▶ Action item: The answer is a single figure: how many lines below contain the word "consectetur".

▶ Task data:
Start of Block

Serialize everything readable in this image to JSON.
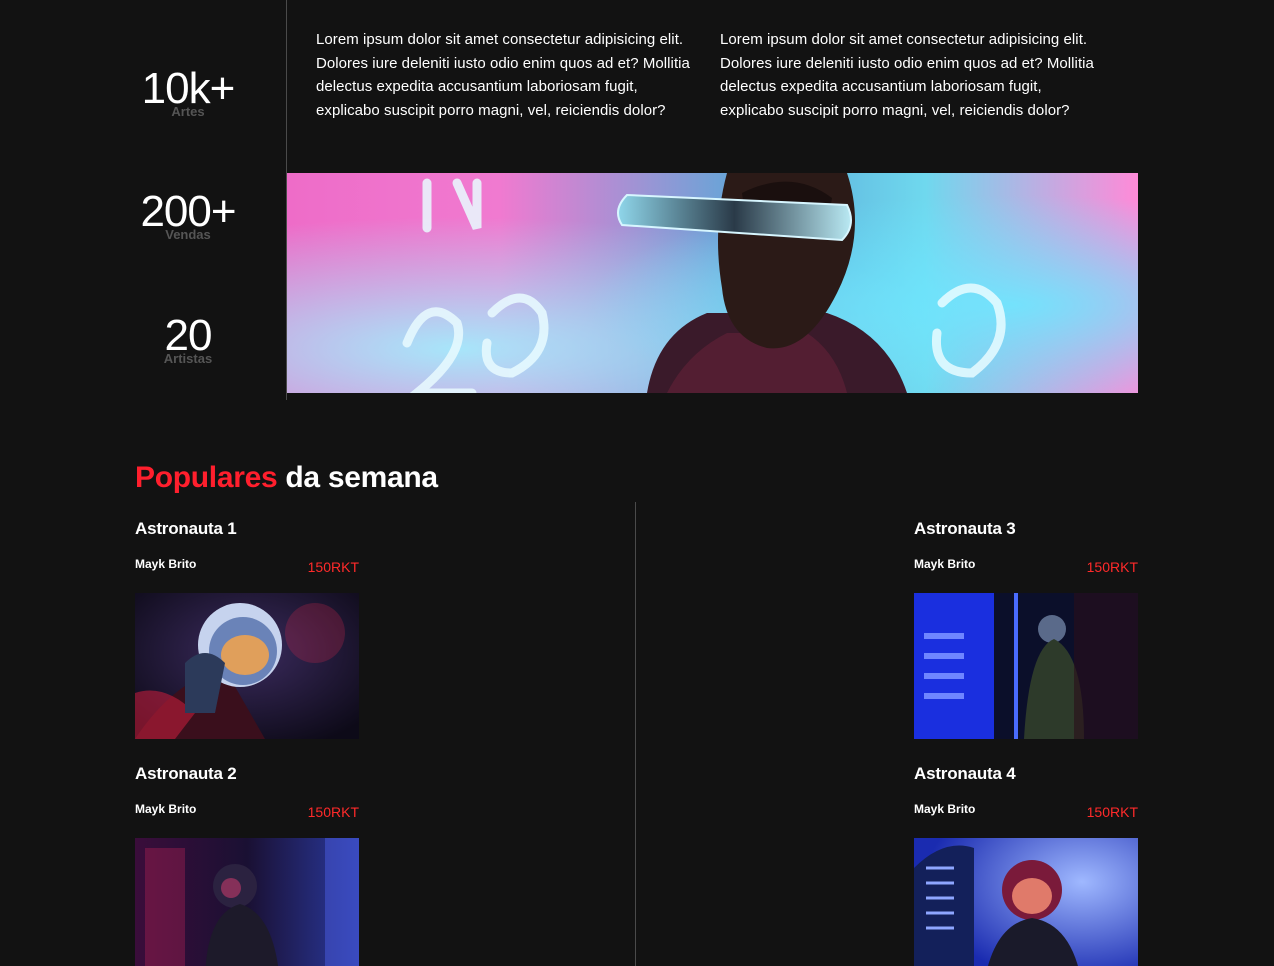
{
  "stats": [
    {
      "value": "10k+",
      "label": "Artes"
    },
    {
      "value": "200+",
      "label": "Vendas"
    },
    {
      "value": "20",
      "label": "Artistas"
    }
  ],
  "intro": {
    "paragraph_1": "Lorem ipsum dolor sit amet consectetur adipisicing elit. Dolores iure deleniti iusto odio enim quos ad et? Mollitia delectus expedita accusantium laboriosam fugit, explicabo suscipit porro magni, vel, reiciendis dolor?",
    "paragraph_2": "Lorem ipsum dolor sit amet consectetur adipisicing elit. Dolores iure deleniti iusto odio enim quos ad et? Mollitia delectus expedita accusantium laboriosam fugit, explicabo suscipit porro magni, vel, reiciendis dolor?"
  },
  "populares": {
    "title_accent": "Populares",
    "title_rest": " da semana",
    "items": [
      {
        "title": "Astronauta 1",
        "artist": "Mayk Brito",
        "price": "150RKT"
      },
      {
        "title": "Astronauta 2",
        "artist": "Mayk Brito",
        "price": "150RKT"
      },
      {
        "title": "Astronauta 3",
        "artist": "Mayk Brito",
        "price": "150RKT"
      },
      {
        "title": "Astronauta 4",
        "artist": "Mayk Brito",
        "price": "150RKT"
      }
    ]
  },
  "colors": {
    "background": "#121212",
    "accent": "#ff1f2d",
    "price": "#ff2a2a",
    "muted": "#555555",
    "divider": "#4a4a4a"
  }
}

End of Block

▶ Solved problem: 2